Over the past several years, Pacquiao’s punches have gotten straighter and consequently more economically profitable. His style has evolved into a honed game of both strategy and strength, using slicker boxing as a vehicle for his tactical power, and speed as one for his physical. His combinations defy prediction in part because their sheer velocity prevents the opponent any time for prognostications. Pacquiao’s head, feet, and arms can each appear to be flung outward into extremes of different geometric planes, suddenly converging on a point of contact in a flash that often leaves an opponent defenseless. If Hatton’s style is prehistoric, Pacquiao’s is futuristic, and being hit with hands moving at lightning speed can accelerate the aging process of a fighter by years in just a few rounds.
When the opening bell rang, a full 90 seconds elapsed during which Hatton seemed game enough to have made his fans’ journey worthwhile. Within the remaining half of the first round, however, Pacquiao dropped the Hitman to the canvas twice. After each descent, Hatton sat on one knee, feigning composure like a barfly having stood up too quickly from his stool after one too many shots. Pacquiao, an ever-gracious host, would happily serve his opponent several more. With moments left in the second round, Pacquiao threw his right jab wide, pristinely setting up an opening for his left hook that concussed Hatton before he could even thud onto the canvas. I looked around the crowd of the MGM Grand. Presumably, not since the first glimpse of the Spanish Armada have so many Englishmen been so silent in one place.
In the aftermath of the fight, the trainers, who had verbally sparred the past two months to no end, had a final exchange. No words were necessary, as Pacquiao’s cornerman, Freddie Roach, stared for nearly a minute toward Floyd Mayweather Sr., until catching his eye, then pumped both his fists up in the air. This defied Pacquiao’s previous instructions to Roach at an earlier press conference, when according to Roach the champ said, “Just be a gentleman, coach. I’ll take care of the rest.”

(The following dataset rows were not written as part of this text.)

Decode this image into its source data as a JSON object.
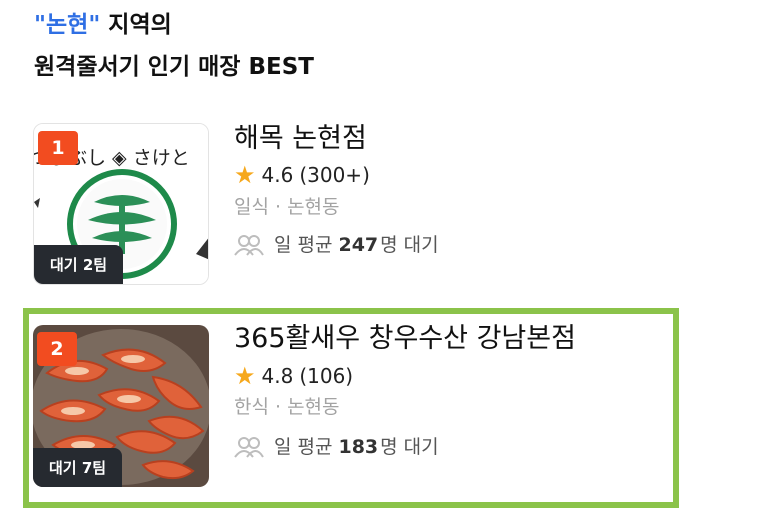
{
  "header": {
    "quote_open": "\"",
    "region": "논현",
    "quote_close": "\"",
    "region_suffix": " 지역의",
    "subtitle": "원격줄서기 인기 매장 BEST"
  },
  "stores": [
    {
      "rank": "1",
      "wait_badge": "대기 2팀",
      "name": "해목 논현점",
      "rating": "4.6",
      "review_count": "(300+)",
      "category_location": "일식 · 논현동",
      "avg_prefix": "일 평균",
      "avg_count": "247",
      "avg_suffix": "명 대기",
      "sign_text": "つまぶし ◈ さけと"
    },
    {
      "rank": "2",
      "wait_badge": "대기 7팀",
      "name": "365활새우 창우수산 강남본점",
      "rating": "4.8",
      "review_count": "(106)",
      "category_location": "한식 · 논현동",
      "avg_prefix": "일 평균",
      "avg_count": "183",
      "avg_suffix": "명 대기"
    }
  ],
  "colors": {
    "accent": "#2f6fe4",
    "rank_badge": "#f24c20",
    "wait_badge": "#262a30",
    "star": "#f6a81c",
    "highlight_frame": "#8bc34a",
    "meta_gray": "#a3a3a3"
  },
  "icons": [
    "star-icon",
    "people-icon"
  ]
}
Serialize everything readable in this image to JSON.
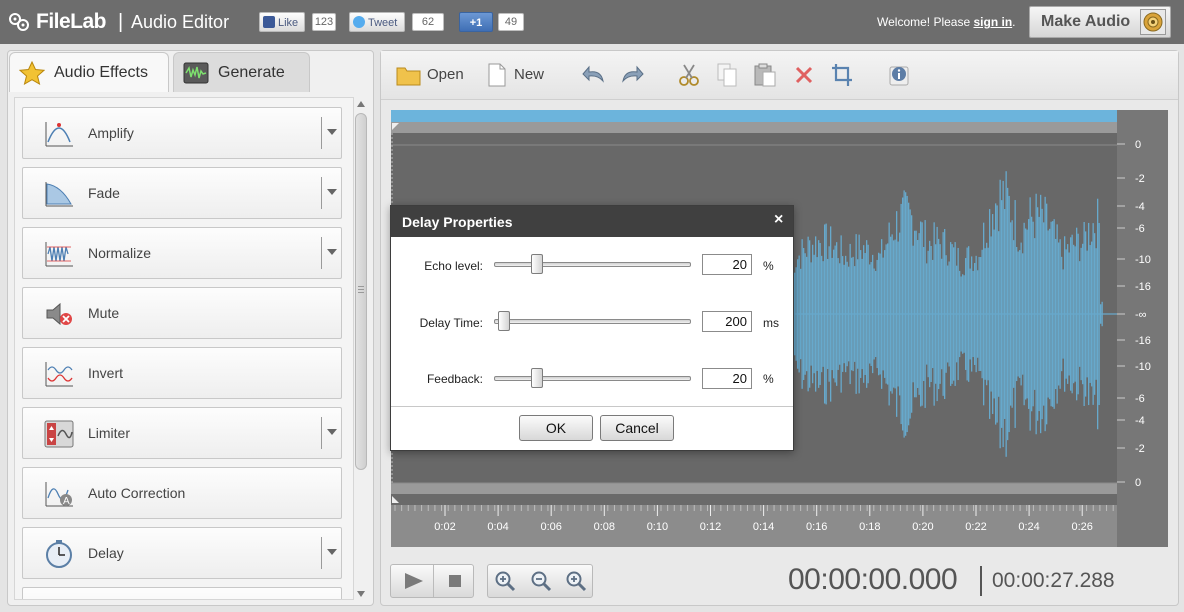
{
  "brand": {
    "name": "FileLab",
    "separator": "|",
    "app": "Audio Editor"
  },
  "social": {
    "like_label": "Like",
    "like_count": "123",
    "tweet_label": "Tweet",
    "tweet_count": "62",
    "plus_label": "+1",
    "plus_count": "49"
  },
  "header": {
    "welcome_prefix": "Welcome! Please ",
    "sign_in": "sign in",
    "welcome_suffix": ".",
    "make_audio": "Make Audio"
  },
  "left_tabs": [
    {
      "label": "Audio Effects",
      "icon": "star-icon"
    },
    {
      "label": "Generate",
      "icon": "waveform-generator-icon"
    }
  ],
  "effects": [
    {
      "label": "Amplify",
      "icon": "amplify-icon",
      "has_dropdown": true
    },
    {
      "label": "Fade",
      "icon": "fade-icon",
      "has_dropdown": true
    },
    {
      "label": "Normalize",
      "icon": "normalize-icon",
      "has_dropdown": true
    },
    {
      "label": "Mute",
      "icon": "mute-icon",
      "has_dropdown": false
    },
    {
      "label": "Invert",
      "icon": "invert-icon",
      "has_dropdown": false
    },
    {
      "label": "Limiter",
      "icon": "limiter-icon",
      "has_dropdown": true
    },
    {
      "label": "Auto Correction",
      "icon": "auto-correction-icon",
      "has_dropdown": false
    },
    {
      "label": "Delay",
      "icon": "delay-clock-icon",
      "has_dropdown": true
    }
  ],
  "toolbar": {
    "open_label": "Open",
    "new_label": "New"
  },
  "waveform": {
    "time_ticks": [
      "0:02",
      "0:04",
      "0:06",
      "0:08",
      "0:10",
      "0:12",
      "0:14",
      "0:16",
      "0:18",
      "0:20",
      "0:22",
      "0:24",
      "0:26"
    ],
    "db_ticks": [
      "0",
      "-2",
      "-4",
      "-6",
      "-10",
      "-16",
      "-∞",
      "-16",
      "-10",
      "-6",
      "-4",
      "-2",
      "0"
    ],
    "wave_color": "#67a9cc"
  },
  "transport": {
    "current_time": "00:00:00.000",
    "total_time": "00:00:27.288"
  },
  "dialog": {
    "title": "Delay Properties",
    "close": "×",
    "params": [
      {
        "label": "Echo level:",
        "value": "20",
        "unit": "%",
        "fraction": 0.2
      },
      {
        "label": "Delay Time:",
        "value": "200",
        "unit": "ms",
        "fraction": 0.02
      },
      {
        "label": "Feedback:",
        "value": "20",
        "unit": "%",
        "fraction": 0.2
      }
    ],
    "ok_label": "OK",
    "cancel_label": "Cancel"
  },
  "colors": {
    "topbar": "#6d6d6d",
    "accent_blue": "#67a9cc",
    "dialog_title": "#404040"
  }
}
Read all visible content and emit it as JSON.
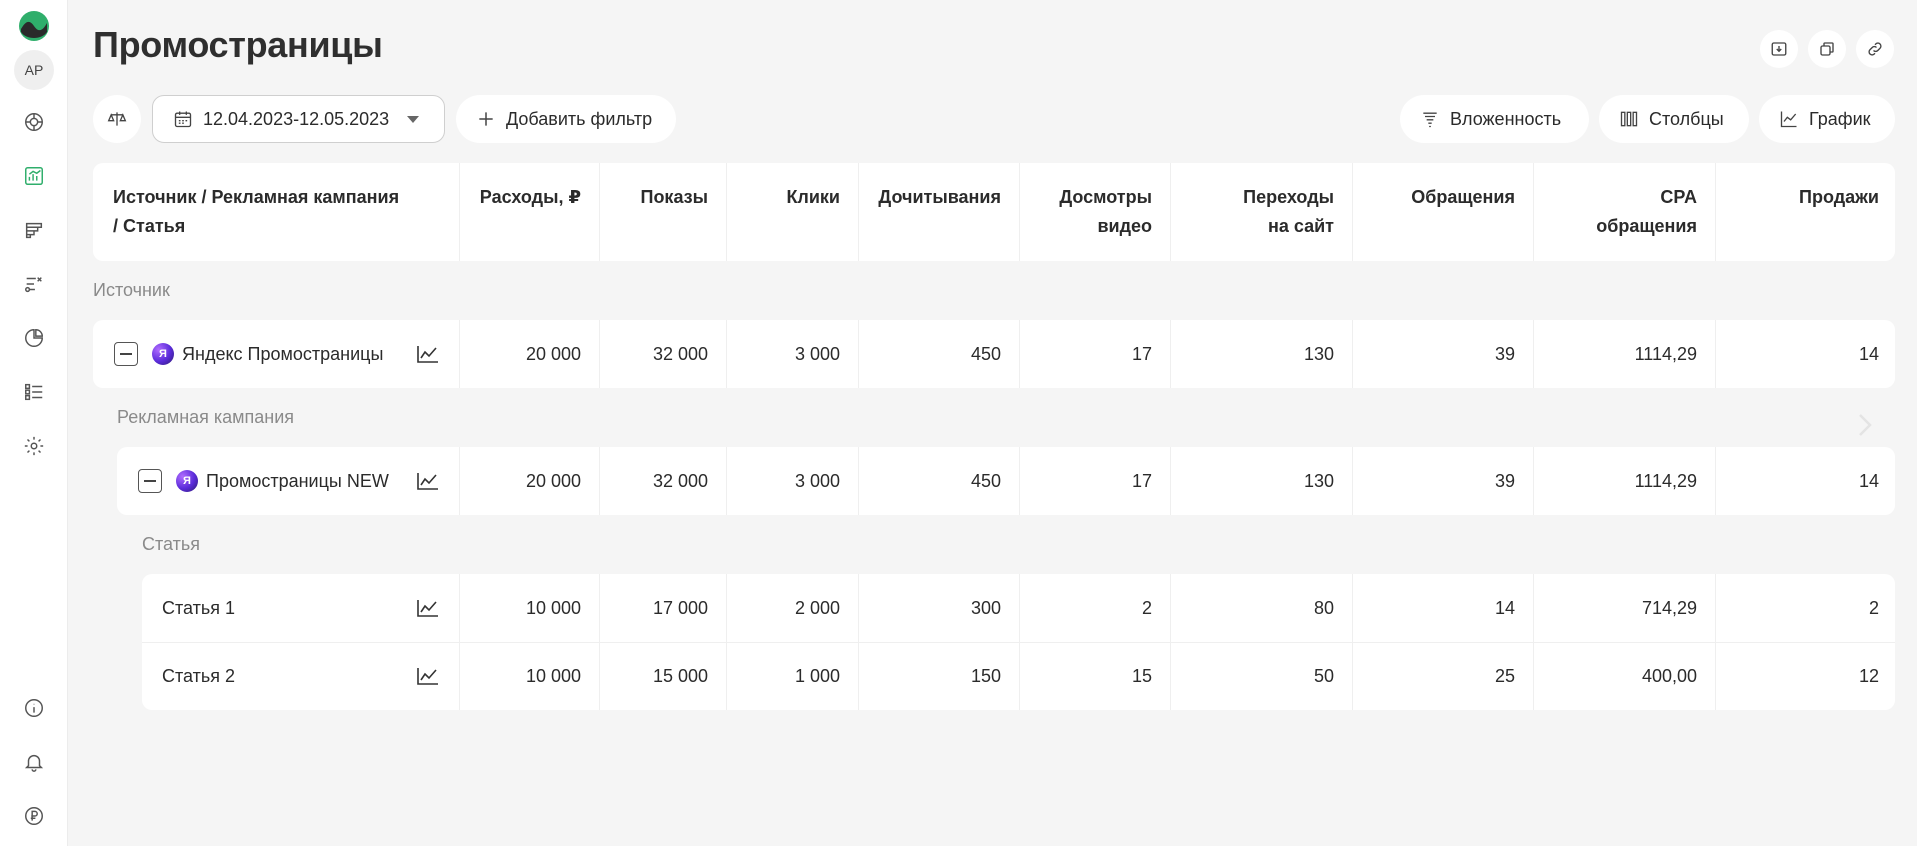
{
  "sidebar": {
    "avatar": "AP",
    "icons": [
      "logo-icon",
      "dashboard-icon",
      "reports-icon",
      "funnel-icon",
      "attribution-icon",
      "pie-chart-icon",
      "list-icon",
      "settings-icon",
      "info-icon",
      "bell-icon",
      "ruble-icon"
    ]
  },
  "header": {
    "title": "Промостраницы",
    "actions": [
      "download-icon",
      "copy-icon",
      "link-icon"
    ]
  },
  "toolbar": {
    "date_range": "12.04.2023-12.05.2023",
    "add_filter": "Добавить фильтр",
    "nesting": "Вложенность",
    "columns": "Столбцы",
    "chart": "График"
  },
  "table": {
    "headers": {
      "name_line1": "Источник / Рекламная кампания",
      "name_line2": "/ Статья",
      "cols": [
        [
          "Расходы, ₽"
        ],
        [
          "Показы"
        ],
        [
          "Клики"
        ],
        [
          "Дочитывания"
        ],
        [
          "Досмотры",
          "видео"
        ],
        [
          "Переходы",
          "на сайт"
        ],
        [
          "Обращения"
        ],
        [
          "CPA",
          "обращения"
        ],
        [
          "Продажи"
        ]
      ]
    },
    "group_source": "Источник",
    "group_campaign": "Рекламная кампания",
    "group_article": "Статья",
    "rows": [
      {
        "name": "Яндекс Промостраницы",
        "values": [
          "20 000",
          "32 000",
          "3 000",
          "450",
          "17",
          "130",
          "39",
          "1114,29",
          "14"
        ]
      },
      {
        "name": "Промостраницы NEW",
        "values": [
          "20 000",
          "32 000",
          "3 000",
          "450",
          "17",
          "130",
          "39",
          "1114,29",
          "14"
        ]
      },
      {
        "name": "Статья 1",
        "values": [
          "10 000",
          "17 000",
          "2 000",
          "300",
          "2",
          "80",
          "14",
          "714,29",
          "2"
        ]
      },
      {
        "name": "Статья 2",
        "values": [
          "10 000",
          "15 000",
          "1 000",
          "150",
          "15",
          "50",
          "25",
          "400,00",
          "12"
        ]
      }
    ]
  },
  "colors": {
    "accent": "#2fae6b",
    "background": "#f5f5f5"
  }
}
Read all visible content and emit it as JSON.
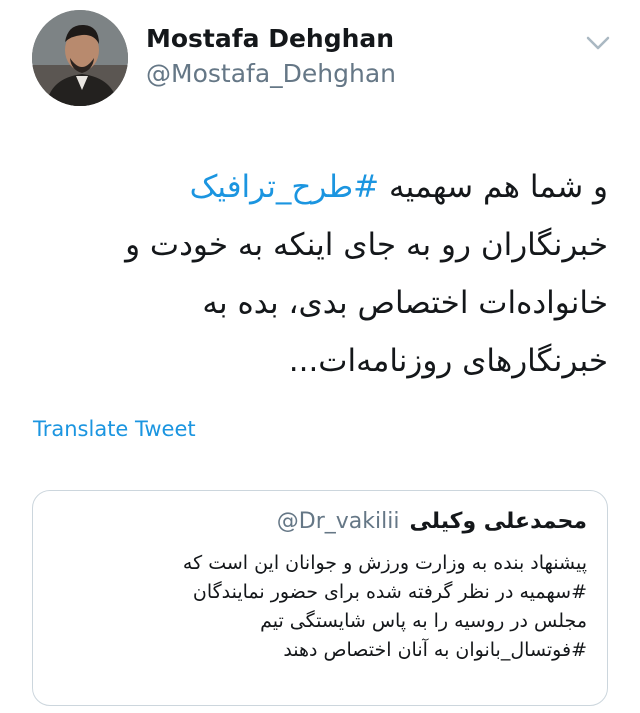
{
  "author": {
    "name": "Mostafa Dehghan",
    "handle": "@Mostafa_Dehghan"
  },
  "icons": {
    "avatar": "user-avatar-photo",
    "menu": "chevron-down-icon"
  },
  "colors": {
    "link": "#1b95e0",
    "text": "#14171a",
    "secondary": "#657786",
    "border": "#ccd6dd"
  },
  "tweet": {
    "line1_prefix": "و شما هم سهمیه ",
    "line1_hashtag": "#طرح_ترافیک",
    "line2": "خبرنگاران رو به جای اینکه به خودت و",
    "line3": "خانواده‌ات اختصاص بدی، بده به",
    "line4": "خبرنگارهای روزنامه‌ات..."
  },
  "translate_label": "Translate Tweet",
  "quoted_tweet": {
    "name": "محمدعلی وکیلی",
    "handle": "@Dr_vakilii",
    "lines": [
      "پیشنهاد بنده به وزارت ورزش و جوانان این است که",
      "#سهمیه در نظر گرفته شده برای حضور نمایندگان",
      "مجلس در روسیه را به پاس شایستگی تیم",
      "#فوتسال_بانوان به آنان اختصاص دهند"
    ]
  }
}
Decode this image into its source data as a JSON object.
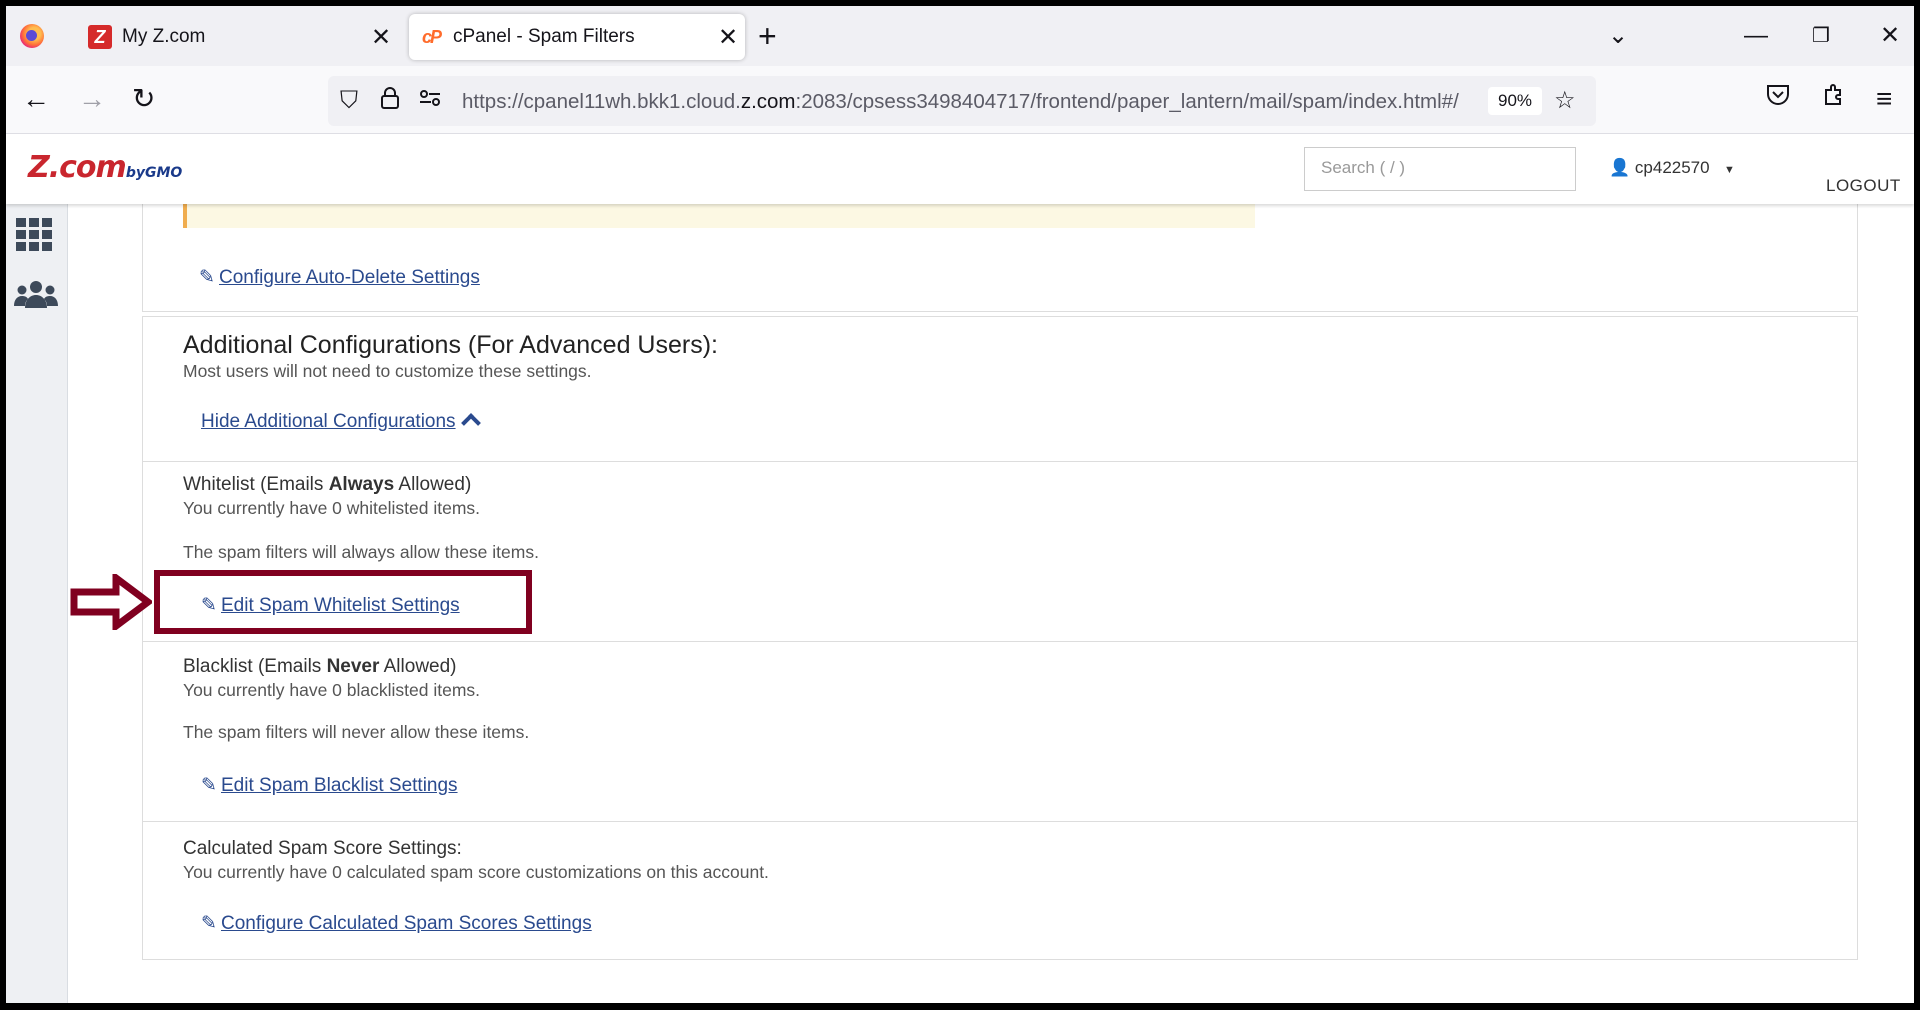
{
  "browser": {
    "tabs": [
      {
        "title": "My Z.com",
        "favicon": "z-logo-icon",
        "active": false
      },
      {
        "title": "cPanel - Spam Filters",
        "favicon": "cpanel-logo-icon",
        "active": true
      }
    ],
    "url_prefix": "https://cpanel11wh.bkk1.cloud.",
    "url_domain": "z.com",
    "url_suffix": ":2083/cpsess3498404717/frontend/paper_lantern/mail/spam/index.html#/",
    "zoom": "90%"
  },
  "header": {
    "brand": "Z.com",
    "brand_sub": "byGMO",
    "search_placeholder": "Search ( / )",
    "username": "cp422570",
    "logout": "LOGOUT"
  },
  "auto_delete": {
    "link": "Configure Auto-Delete Settings"
  },
  "additional": {
    "title": "Additional Configurations (For Advanced Users):",
    "subtitle": "Most users will not need to customize these settings.",
    "hide_link": "Hide Additional Configurations"
  },
  "whitelist": {
    "title_pre": "Whitelist (Emails ",
    "title_bold": "Always",
    "title_post": " Allowed)",
    "count_text": "You currently have 0 whitelisted items.",
    "desc": "The spam filters will always allow these items.",
    "link": "Edit Spam Whitelist Settings"
  },
  "blacklist": {
    "title_pre": "Blacklist (Emails ",
    "title_bold": "Never",
    "title_post": " Allowed)",
    "count_text": "You currently have 0 blacklisted items.",
    "desc": "The spam filters will never allow these items.",
    "link": "Edit Spam Blacklist Settings"
  },
  "spam_score": {
    "title": "Calculated Spam Score Settings:",
    "count_text": "You currently have 0 calculated spam score customizations on this account.",
    "link": "Configure Calculated Spam Scores Settings"
  },
  "colors": {
    "link": "#2a4a8e",
    "annotation": "#800020",
    "brand": "#c9262e"
  }
}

Hatton was taken to the hospital as a safety precaution, as was Pacquiao’s mother, who had been overly excited by watching her son fight for the first time. Pacman then went to sing a concert with his band from the Philippines for fans on an outdoor stage at the Mandalay Bay Beach Club. Frank Sinatra once decked a gossip columnist in 1947, and now 62 years later music did again wed the sweet science with equal bliss. The scene was so packed, security turned away anyone without the requisite wristband. Among those foolishly rejected admittance was mogul and Planet Hollywood founder Robert Earl, who said coolly and politely as he departed, “I’m going to come back here ÔÇª buy this place, and shut it down.”
At about midnight, Roach had just completed a generous two-hour session with the press, who inquired about the many potential future opponents for Pacquiao. The field now appears as limitless as Pacquiao’s talent. Roach had no single answer. He headed to dinner through swarms of loyal Filipino fans and dumbstruck British converts to his cause. “Easy fight, Freddie,” some would cheer in admiration. “I hate when they say that,” Roach sighed, shaking his head, “It’s never easy.”